Janie Woolsey – Breast Cancer Patient Success Story

How Methodist Richardson helped a woman battling breast cancer have a safe pregnancy

Cancer was the last thing on Janie Woolsey’s mind.
She was six months pregnant with the sibling that she and her husband, Jason, had wanted for their then 1-year-old son, Kaden. The pregnancy had been an answered prayer after losing their 12-year-old daughter to acute respiratory distress syndrome just a few months earlier.

It had been a relatively easy pregnancy — until Janie noticed swelling in her left breast. After a mammogram and biopsy at Methodist Richardson Medical Center, she got a shocking diagnosis: breast cancer.

“I was scared to death,” Janie says. “Cancer is not something anyone wants to hear, especially when pregnant.”

A difficult decision

Janie Woolsey – Breast Cancer Patient Success Story Janie Woolsey found support through her
cancer journey from both Methodist Richardson
and her husband, Jason, who was by her side
at every appointment.

Janie was 35 years old and facing a very difficult decision. Should she put off treatment until after the baby was born? Her oncologist, Alan Trumbly, DO, on the medical staff at Methodist Richardson Cancer Center, assured her chemotherapy was the way to go.

“Certainly in the third trimester, it is safe,” Dr. Trumbly says. “Janie had an aggressive breast cancer, so the best option was to allow the fetus to develop before beginning treatment.”

After weighing her options, Janie agreed.

“I’m thankful to have doctors who know so much and who were there for me in some of the toughest times in my life.”

Under Dr. Trumbly’s close supervision, Janie underwent three doses of chemotherapy before taking a break. While chemotherapy is considered safe for the baby in the final trimester, Dr. Trumbly says there are still risks with regards to birth weight and potential premature delivery. But, he says, “Janie did great.”

Kaden’s brother arrives

In her 37th week of pregnancy in May 2015, Janie delivered a 5-pound-3-ounce boy they named Kasen.

“We were lucky enough that he was born healthy with no issues,” Janie says. “It was just a miracle.”

The week following Kasen’s birth, Janie continued chemotherapy.

As a third-grade teacher in Mansfield, there was no summer vacation for Janie. She endured 12 more rounds of chemo. When school started in August, she was back in the classroom, even though she faced a lumpectomy and six weeks of radiation. She says the kids gave her motivation.

“It was a blessing to get up every day and to get to see them,” Janie says. She adds that they understood why she lost her hair, but it made them anxious when she had to be out for a few days at a time

A parent’s perspective
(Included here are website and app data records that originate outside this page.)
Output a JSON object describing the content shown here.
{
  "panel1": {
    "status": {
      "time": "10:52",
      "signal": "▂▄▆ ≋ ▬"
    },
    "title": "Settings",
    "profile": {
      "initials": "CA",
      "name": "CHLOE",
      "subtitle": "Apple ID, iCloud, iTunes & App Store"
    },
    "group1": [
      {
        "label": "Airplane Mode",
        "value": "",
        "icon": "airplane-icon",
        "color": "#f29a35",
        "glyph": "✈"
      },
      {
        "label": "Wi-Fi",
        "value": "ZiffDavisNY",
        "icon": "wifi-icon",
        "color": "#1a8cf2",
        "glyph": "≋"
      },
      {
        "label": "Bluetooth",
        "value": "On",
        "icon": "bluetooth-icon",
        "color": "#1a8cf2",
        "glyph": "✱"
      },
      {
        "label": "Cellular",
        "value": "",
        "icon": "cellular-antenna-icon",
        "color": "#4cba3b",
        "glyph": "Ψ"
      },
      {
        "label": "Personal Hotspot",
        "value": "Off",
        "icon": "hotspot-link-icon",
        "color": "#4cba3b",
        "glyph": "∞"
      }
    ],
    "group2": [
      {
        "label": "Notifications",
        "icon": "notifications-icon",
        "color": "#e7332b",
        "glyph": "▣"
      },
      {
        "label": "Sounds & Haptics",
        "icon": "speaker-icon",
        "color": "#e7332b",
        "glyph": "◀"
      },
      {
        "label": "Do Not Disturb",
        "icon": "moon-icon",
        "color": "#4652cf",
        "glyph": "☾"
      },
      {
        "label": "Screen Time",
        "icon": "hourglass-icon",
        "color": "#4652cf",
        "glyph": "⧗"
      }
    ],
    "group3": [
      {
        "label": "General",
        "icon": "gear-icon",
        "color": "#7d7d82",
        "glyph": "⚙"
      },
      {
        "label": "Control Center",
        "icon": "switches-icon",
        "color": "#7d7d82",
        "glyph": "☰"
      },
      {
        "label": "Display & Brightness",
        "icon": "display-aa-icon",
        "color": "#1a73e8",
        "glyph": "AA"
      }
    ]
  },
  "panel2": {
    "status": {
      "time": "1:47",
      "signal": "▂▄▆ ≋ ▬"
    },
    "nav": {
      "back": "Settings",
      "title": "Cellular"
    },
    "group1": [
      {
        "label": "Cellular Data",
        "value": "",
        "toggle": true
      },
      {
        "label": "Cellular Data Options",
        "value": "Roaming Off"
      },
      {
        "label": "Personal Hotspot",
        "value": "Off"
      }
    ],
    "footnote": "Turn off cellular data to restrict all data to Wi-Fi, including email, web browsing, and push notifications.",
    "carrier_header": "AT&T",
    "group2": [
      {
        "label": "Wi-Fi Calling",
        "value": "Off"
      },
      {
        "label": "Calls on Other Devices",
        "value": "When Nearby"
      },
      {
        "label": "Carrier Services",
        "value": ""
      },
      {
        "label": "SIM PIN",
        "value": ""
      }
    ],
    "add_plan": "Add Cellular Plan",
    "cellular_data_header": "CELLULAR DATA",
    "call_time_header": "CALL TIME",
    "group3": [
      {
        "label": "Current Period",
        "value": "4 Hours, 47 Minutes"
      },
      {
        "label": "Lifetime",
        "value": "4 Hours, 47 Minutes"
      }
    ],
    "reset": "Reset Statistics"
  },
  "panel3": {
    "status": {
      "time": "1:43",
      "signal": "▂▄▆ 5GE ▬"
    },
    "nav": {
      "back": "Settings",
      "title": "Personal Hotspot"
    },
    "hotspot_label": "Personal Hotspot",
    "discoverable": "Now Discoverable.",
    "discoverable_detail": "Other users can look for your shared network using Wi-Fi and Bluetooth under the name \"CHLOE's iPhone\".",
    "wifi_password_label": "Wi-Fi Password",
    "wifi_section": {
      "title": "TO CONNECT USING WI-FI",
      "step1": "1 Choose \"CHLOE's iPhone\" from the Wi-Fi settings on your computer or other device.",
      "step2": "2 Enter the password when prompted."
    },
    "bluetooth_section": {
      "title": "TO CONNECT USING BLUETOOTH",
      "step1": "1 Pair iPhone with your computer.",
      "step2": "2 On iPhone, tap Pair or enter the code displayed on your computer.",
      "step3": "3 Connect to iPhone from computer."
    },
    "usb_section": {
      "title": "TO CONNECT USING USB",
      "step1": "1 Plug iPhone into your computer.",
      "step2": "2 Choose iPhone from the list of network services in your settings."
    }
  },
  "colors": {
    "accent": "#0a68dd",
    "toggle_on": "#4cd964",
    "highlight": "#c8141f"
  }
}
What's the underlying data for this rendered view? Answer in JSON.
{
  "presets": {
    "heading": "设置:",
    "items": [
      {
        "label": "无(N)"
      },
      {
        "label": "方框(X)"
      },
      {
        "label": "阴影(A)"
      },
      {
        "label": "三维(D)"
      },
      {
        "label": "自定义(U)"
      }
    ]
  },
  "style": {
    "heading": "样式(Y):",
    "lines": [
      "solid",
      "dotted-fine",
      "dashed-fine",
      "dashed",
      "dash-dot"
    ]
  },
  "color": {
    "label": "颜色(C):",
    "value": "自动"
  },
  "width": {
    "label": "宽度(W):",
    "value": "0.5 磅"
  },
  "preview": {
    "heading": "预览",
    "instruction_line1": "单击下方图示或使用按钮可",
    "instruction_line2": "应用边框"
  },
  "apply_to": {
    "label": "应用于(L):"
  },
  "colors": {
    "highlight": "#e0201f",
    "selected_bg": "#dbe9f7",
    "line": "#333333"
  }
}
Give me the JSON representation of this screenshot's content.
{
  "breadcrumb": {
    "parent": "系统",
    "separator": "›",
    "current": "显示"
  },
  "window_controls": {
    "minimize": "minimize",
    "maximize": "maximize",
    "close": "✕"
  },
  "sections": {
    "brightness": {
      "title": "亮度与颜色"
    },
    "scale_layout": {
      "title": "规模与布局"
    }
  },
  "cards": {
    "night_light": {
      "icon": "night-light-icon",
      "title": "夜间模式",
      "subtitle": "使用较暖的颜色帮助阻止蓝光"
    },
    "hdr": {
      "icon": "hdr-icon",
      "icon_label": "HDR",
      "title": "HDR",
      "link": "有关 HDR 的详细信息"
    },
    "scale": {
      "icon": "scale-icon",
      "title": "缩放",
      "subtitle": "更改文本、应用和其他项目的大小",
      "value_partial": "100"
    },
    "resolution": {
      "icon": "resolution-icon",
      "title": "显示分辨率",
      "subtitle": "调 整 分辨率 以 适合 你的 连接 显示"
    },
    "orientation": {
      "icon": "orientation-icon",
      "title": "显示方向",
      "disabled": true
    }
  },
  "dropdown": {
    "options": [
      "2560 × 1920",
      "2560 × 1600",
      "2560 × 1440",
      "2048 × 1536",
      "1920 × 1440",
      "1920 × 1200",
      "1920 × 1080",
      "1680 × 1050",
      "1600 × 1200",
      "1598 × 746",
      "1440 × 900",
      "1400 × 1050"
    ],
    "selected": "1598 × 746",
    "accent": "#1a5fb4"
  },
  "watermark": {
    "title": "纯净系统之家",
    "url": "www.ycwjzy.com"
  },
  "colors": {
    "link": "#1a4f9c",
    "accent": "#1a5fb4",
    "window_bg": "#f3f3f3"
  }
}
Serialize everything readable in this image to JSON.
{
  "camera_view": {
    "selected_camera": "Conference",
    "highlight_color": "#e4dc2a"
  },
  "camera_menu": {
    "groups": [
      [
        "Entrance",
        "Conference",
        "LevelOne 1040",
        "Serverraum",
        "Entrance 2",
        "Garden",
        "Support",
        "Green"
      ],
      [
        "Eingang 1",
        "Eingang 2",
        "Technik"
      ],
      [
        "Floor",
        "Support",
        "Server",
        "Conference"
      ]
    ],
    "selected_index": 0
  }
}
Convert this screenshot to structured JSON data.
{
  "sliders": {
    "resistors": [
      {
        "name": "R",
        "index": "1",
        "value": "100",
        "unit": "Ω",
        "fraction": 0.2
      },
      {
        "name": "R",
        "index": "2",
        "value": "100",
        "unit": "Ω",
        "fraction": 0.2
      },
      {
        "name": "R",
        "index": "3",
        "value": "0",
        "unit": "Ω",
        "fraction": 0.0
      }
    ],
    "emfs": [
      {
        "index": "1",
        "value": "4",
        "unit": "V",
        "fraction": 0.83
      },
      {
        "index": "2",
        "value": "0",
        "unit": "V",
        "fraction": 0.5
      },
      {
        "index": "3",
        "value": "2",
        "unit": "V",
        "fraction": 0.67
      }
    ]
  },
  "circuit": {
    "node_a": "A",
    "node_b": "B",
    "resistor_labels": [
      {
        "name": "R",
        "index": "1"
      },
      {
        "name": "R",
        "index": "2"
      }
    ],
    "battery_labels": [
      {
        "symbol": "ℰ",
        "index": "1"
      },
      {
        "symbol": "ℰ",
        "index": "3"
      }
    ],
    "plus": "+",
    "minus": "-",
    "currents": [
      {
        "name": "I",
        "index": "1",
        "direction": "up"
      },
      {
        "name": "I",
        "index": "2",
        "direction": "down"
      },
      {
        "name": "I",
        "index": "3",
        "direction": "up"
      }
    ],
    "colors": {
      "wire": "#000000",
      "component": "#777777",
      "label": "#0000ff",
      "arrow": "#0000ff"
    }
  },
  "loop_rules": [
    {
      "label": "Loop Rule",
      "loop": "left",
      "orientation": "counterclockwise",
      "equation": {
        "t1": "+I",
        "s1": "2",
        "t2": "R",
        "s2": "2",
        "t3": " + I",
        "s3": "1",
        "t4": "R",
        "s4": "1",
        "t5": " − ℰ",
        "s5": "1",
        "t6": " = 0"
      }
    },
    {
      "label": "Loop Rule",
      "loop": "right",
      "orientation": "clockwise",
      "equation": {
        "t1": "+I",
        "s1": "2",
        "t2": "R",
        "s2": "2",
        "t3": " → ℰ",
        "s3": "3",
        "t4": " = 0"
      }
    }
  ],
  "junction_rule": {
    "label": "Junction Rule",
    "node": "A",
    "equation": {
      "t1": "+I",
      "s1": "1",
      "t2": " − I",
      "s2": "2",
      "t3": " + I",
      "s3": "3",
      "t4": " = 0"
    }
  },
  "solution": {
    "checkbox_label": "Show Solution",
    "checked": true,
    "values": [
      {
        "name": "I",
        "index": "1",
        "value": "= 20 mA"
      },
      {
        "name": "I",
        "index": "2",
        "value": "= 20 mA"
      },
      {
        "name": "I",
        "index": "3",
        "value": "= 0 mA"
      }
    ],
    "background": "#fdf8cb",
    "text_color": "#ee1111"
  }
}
It’s been a trying two years for the Woolsey family. They endured the death of a child, the excitement of bringing a new life into the world, and a devastating diagnosis. Janie persevered with a positive attitude that is evident to anyone who meets her. Dr. Trumbly says her prognosis now is very good.

“It’s been a pleasure and a privilege that I could help Janie through this,” he says.

Janie is thankful for every day she is given and for what she hopes will be many, many years with her family to watch her babies grow up.

“God doesn’t give you more than you can handle,” Janie says. “He gives us strength to get through it.”